‘Occupy Hartford’ Movement Calm, But Passionate
By STEPHANIE REITZ
HARTFORD, Conn. (AP) _ The downtown patch of land where Occupy Hartford activists have pitched their modest pup tents is constrained by a triangle of busy Hartford city streets and hardly looks like the cradle of revolution.
Yet with every conversation, protesters say, they feel a step closer to changing the world _ or, at least, a little validated that they are not the only ones worried about health care costs, the environment, jobs, corporate power and other issues.
While some of the “occupy” movements at spots nationwide have drawn officers and resulted in arrests, the Hartford occupation had been a relatively sedate affair as of Thursday. Neither police nor the demonstrators had a clear sense of how long it might go on.
Another group of people was spreading the word about a so-called Occupation Day planned Saturday on the New Haven Green to kick off activities there, and a few dozen people held a demonstration Tuesday in Bridgeport.
The Capitol city demonstrators kicked off Occupy Hartford last Friday night with a march that took them from the Old State House downtown to the corner of Broad and Farmington streets, a spot they dubbed Turning Point Park.
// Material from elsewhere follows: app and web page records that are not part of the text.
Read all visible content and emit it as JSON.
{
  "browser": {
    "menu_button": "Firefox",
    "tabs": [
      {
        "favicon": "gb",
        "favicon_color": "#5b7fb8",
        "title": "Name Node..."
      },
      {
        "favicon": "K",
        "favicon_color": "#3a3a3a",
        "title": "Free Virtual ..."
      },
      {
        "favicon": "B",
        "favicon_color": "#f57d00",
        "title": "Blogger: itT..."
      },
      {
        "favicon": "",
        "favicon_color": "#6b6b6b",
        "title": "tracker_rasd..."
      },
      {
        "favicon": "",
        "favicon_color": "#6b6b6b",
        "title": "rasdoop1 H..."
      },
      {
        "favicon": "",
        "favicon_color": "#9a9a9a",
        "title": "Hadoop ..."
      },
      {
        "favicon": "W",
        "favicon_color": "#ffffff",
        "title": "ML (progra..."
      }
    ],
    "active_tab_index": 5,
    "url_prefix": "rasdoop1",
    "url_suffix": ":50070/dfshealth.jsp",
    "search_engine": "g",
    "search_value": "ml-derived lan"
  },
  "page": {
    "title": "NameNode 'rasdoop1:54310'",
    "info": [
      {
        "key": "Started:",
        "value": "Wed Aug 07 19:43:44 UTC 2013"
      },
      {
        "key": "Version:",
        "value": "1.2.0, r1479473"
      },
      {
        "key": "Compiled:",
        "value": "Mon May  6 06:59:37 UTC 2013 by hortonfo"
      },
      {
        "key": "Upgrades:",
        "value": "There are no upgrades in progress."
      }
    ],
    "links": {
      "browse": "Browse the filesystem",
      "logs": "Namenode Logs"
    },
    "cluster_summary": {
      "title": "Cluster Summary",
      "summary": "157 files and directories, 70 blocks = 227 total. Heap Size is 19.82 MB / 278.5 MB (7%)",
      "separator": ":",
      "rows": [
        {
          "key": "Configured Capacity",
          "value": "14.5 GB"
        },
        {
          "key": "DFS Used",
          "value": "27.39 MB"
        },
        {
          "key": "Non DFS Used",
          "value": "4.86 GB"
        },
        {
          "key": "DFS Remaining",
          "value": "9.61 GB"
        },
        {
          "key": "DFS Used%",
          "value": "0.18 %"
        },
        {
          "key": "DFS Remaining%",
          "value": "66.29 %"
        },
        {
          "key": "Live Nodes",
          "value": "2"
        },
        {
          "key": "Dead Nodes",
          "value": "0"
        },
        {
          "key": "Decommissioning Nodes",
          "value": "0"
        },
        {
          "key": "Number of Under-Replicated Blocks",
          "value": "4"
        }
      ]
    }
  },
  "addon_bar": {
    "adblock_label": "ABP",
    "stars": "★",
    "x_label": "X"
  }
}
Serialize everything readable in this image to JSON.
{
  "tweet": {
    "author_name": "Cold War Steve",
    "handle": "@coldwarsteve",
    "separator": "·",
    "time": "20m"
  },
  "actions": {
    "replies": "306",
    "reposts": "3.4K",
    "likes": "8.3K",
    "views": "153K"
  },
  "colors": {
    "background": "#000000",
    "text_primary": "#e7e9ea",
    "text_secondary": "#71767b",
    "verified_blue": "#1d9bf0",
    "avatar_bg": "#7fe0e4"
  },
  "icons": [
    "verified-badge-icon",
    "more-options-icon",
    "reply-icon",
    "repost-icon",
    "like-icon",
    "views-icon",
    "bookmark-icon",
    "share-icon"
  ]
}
Under an agreement reached Tuesday with Hartford officials, they can use canopy-style tents, but cannot use their pup tents to sleep overnight and can expect to see city health inspectors and officers swing through often to check conditions.
Sarah Barr, a spokeswoman for Hartford Mayor Pedro Segarra, said city officials and Occupy Hartford participants are having discussions intended to balance First Amendment freedoms with health and safety concerns.
In fact, the Hartford City Council this week passed a resolution supporting Occupy Hartford, and City Council member Luis Cotto has been involved in the activities.
Protesters are having regular “general assembly” meetings and discussions where participants can raise topics that concern them _ each limited to 5 minutes to avoid degenerating into a bull session.
The Hartford office buildings and complexes that house some of the nation’s top insurance companies can be seen in almost every direction, making it no surprise that the cost of health insurance is an often-cited concern at those gatherings.
“We’re surrounded by the issue. It’s all around us, literally and figuratively,” said 50-year-old Adrian Robles of Hartford, who said he works part-time stocking shelves at a local supermarket and receives disability benefits because he has severe epilepsy.
The activities have drawn interest from some passersby and others who have brought food to the participants or stopped to write their thoughts on a canvas-covered message board that asks them why they are there. Some responses included “Because I’m not owned,” and “Because a dignified life for all must supersede an extravagant life for some.”
New Britain resident Kiko Rodriguez, 22, stopped by Wednesday to jot a note on that board _ “The world has been awake and we’re waiting for the Empire to do the same” _ and plans to head to New York during the weekend for the Wall Street occupation in New York City.
“I keep seeing a lot of people graduate from college and having to settle for jobs you don’t even really need to go to college for,” said Rodriguez, an economics student at Central Connecticut State University who is job-hunting in preparation for his graduation next spring.
“I try to remain optimistic,” he said about his job prospects, invoking a joke that says the only difference between economists and others in the bread line is that economists can explain the forces that got them there.
It remains to be seen, though, whether the Wall Street protests and their offshoots in Hartford and elsewhere change what the demonstrators call an unfair economic system.
Warren Goldstein, chairman of the University of Hartford’s history department, participated this week in the Wall Street events and said he thinks the movement will have historical and cultural staying power compared with other grassroots movements that spring up and fade away.
“It already has not only managed to plant the flag in a lot of places around the country, it’s got people giving money, it’s got people changing their conversations and their work schedules to figure out how to help them,” Goldstein said.
Compared to the “occupy” movements in some other cities, Hartford’s size has remained comparatively modest, though.
Connecticut Gov. Dannel P. Malloy said when he stopped there on a recent evening, he could not find any of the protesters and figured they probably were marching or demonstrating elsewhere.
“All of the tents were dark and there was nobody there,” he said. “So I had time in my schedule to speak to them and there was no one to talk to.”
Several have said they are balancing their time at Turning Point Park against college and job schedules.
Clark Vocke, 27, a New Britain resident who works as a restaurant server, said the diversity of opinions and goals is a strength of the “Occupy” movement, not a reason for the criticism that some have leveled against it.
“As much as someone might bash it and say, `They don’t stand for anything,’ well, come on down and stand for something,” he said.
John DeCarlo, a former Branford police chief who is an associate professor of criminal justice at University of New Haven, said police are taking the right tack by taking a tolerant and non-intrusive approach
“You can’t be an occupying army,” he said. “Police are expected to be there to maintain order to the point that laws aren’t broken and public health and safety aren’t violated in some way. Many people can assemble in somewhat large numbers and with some pretty cool signs before it reaches that point.”
Associated Press writer Susan Haigh in Hartford contributed to this report.
(Copyright 2011 by The Associated Press. All Rights Reserved.)